◆ **Task directions**
The answer must consist of each line below that holds the word "state", copied as it stands.

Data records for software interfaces
===
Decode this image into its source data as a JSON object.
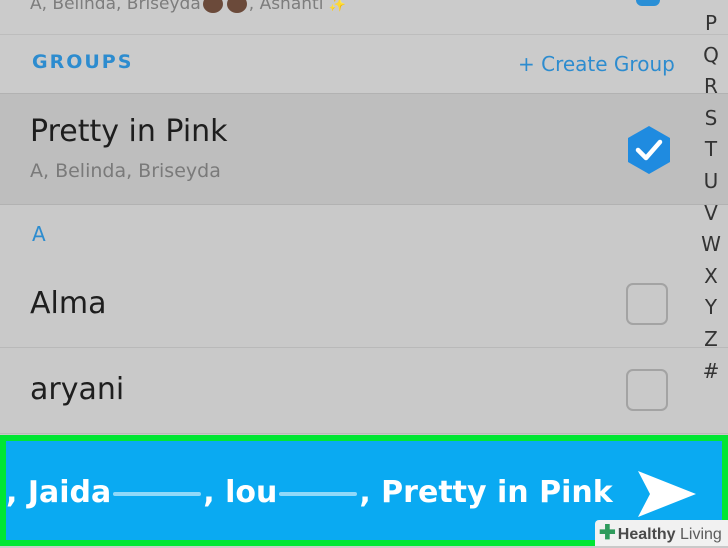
{
  "top_row": {
    "members_preview": "A, Belinda, Briseyda",
    "trailing": ", Ashanti"
  },
  "groups_section": {
    "title": "GROUPS",
    "create_label": "+ Create Group"
  },
  "group": {
    "name": "Pretty in Pink",
    "members": "A, Belinda, Briseyda",
    "selected": true
  },
  "letter_section": {
    "letter": "A"
  },
  "friends": [
    {
      "name": "Alma",
      "selected": false
    },
    {
      "name": "aryani",
      "selected": false
    }
  ],
  "alphabet_index": [
    "P",
    "Q",
    "R",
    "S",
    "T",
    "U",
    "V",
    "W",
    "X",
    "Y",
    "Z",
    "#"
  ],
  "send_bar": {
    "part1": ", Jaida",
    "part2": ", lou",
    "part3": ", Pretty in Pink"
  },
  "watermark": {
    "brand": "Healthy",
    "suffix": " Living"
  },
  "colors": {
    "accent": "#2d8ccf",
    "send_bar": "#0aaaf2",
    "highlight_border": "#00e633"
  }
}
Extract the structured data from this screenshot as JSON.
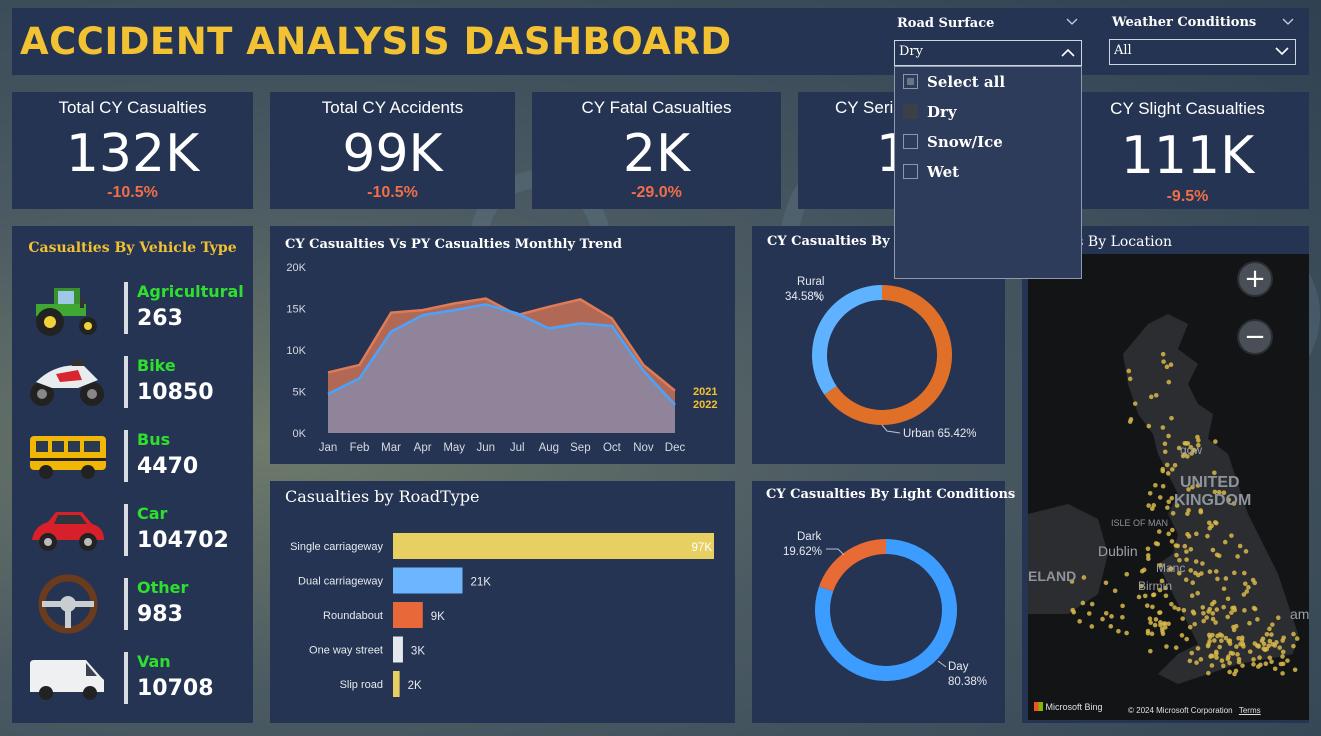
{
  "header": {
    "title": "ACCIDENT ANALYSIS DASHBOARD"
  },
  "filters": {
    "road_surface": {
      "label": "Road Surface",
      "selected": "Dry",
      "options": [
        {
          "label": "Select all",
          "state": "partial"
        },
        {
          "label": "Dry",
          "state": "checked"
        },
        {
          "label": "Snow/Ice",
          "state": "unchecked"
        },
        {
          "label": "Wet",
          "state": "unchecked"
        }
      ]
    },
    "weather": {
      "label": "Weather Conditions",
      "selected": "All"
    }
  },
  "kpis": [
    {
      "label": "Total CY Casualties",
      "value": "132K",
      "delta": "-10.5%"
    },
    {
      "label": "Total CY Accidents",
      "value": "99K",
      "delta": "-10.5%"
    },
    {
      "label": "CY Fatal Casualties",
      "value": "2K",
      "delta": "-29.0%"
    },
    {
      "label": "CY Seri",
      "value": "1",
      "delta": ""
    },
    {
      "label": "CY Slight Casualties",
      "value": "111K",
      "delta": "-9.5%"
    }
  ],
  "vehicles": {
    "title": "Casualties By Vehicle Type",
    "items": [
      {
        "name": "Agricultural",
        "value": "263",
        "icon": "tractor-icon"
      },
      {
        "name": "Bike",
        "value": "10850",
        "icon": "motorbike-icon"
      },
      {
        "name": "Bus",
        "value": "4470",
        "icon": "bus-icon"
      },
      {
        "name": "Car",
        "value": "104702",
        "icon": "car-icon"
      },
      {
        "name": "Other",
        "value": "983",
        "icon": "steering-wheel-icon"
      },
      {
        "name": "Van",
        "value": "10708",
        "icon": "van-icon"
      }
    ]
  },
  "colors": {
    "accent": "#f2c232",
    "green": "#2ee02e",
    "delta": "#f06e4a",
    "panel": "#253452",
    "py": "#e07b57",
    "cy": "#4aa3ff"
  },
  "map": {
    "title": "es By Location",
    "labels": [
      "UNITED",
      "KINGDOM",
      "ISLE OF MAN",
      "Dublin",
      "ELAND",
      "Manc",
      "Birmin",
      "gow",
      "ams"
    ],
    "attribution": "Microsoft Bing",
    "copyright": "© 2024 Microsoft Corporation",
    "terms": "Terms"
  },
  "chart_data": [
    {
      "type": "area",
      "title": "CY Casualties Vs PY Casualties Monthly Trend",
      "categories": [
        "Jan",
        "Feb",
        "Mar",
        "Apr",
        "May",
        "Jun",
        "Jul",
        "Aug",
        "Sep",
        "Oct",
        "Nov",
        "Dec"
      ],
      "yticks": [
        "0K",
        "5K",
        "10K",
        "15K",
        "20K"
      ],
      "ylim": [
        0,
        20000
      ],
      "series": [
        {
          "name": "2021",
          "values": [
            7300,
            8200,
            14500,
            14800,
            15600,
            16200,
            14200,
            15200,
            16100,
            13800,
            8200,
            5100
          ]
        },
        {
          "name": "2022",
          "values": [
            4700,
            6600,
            12200,
            14200,
            14800,
            15500,
            14400,
            12600,
            13200,
            12900,
            7500,
            3400
          ]
        }
      ]
    },
    {
      "type": "bar",
      "title": "Casualties by RoadType",
      "categories": [
        "Single carriageway",
        "Dual carriageway",
        "Roundabout",
        "One way street",
        "Slip road"
      ],
      "values": [
        97000,
        21000,
        9000,
        3000,
        2000
      ],
      "labels": [
        "97K",
        "21K",
        "9K",
        "3K",
        "2K"
      ],
      "colors": [
        "#e8cf62",
        "#6db6ff",
        "#e8683a",
        "#e6e8ee",
        "#e8cf62"
      ]
    },
    {
      "type": "pie",
      "title": "CY Casualties By Ur",
      "slices": [
        {
          "name": "Urban",
          "value": 65.42,
          "label": "65.42%",
          "color": "#e07028"
        },
        {
          "name": "Rural",
          "value": 34.58,
          "label": "34.58%",
          "color": "#5fb2ff"
        }
      ]
    },
    {
      "type": "pie",
      "title": "CY Casualties By Light Conditions",
      "slices": [
        {
          "name": "Day",
          "value": 80.38,
          "label": "80.38%",
          "color": "#3d9cff"
        },
        {
          "name": "Dark",
          "value": 19.62,
          "label": "19.62%",
          "color": "#e86a35"
        }
      ]
    }
  ]
}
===
◆ **The answer**
          "state": "partial"
          "state": "checked"
          "state": "unchecked"
          "state": "unchecked"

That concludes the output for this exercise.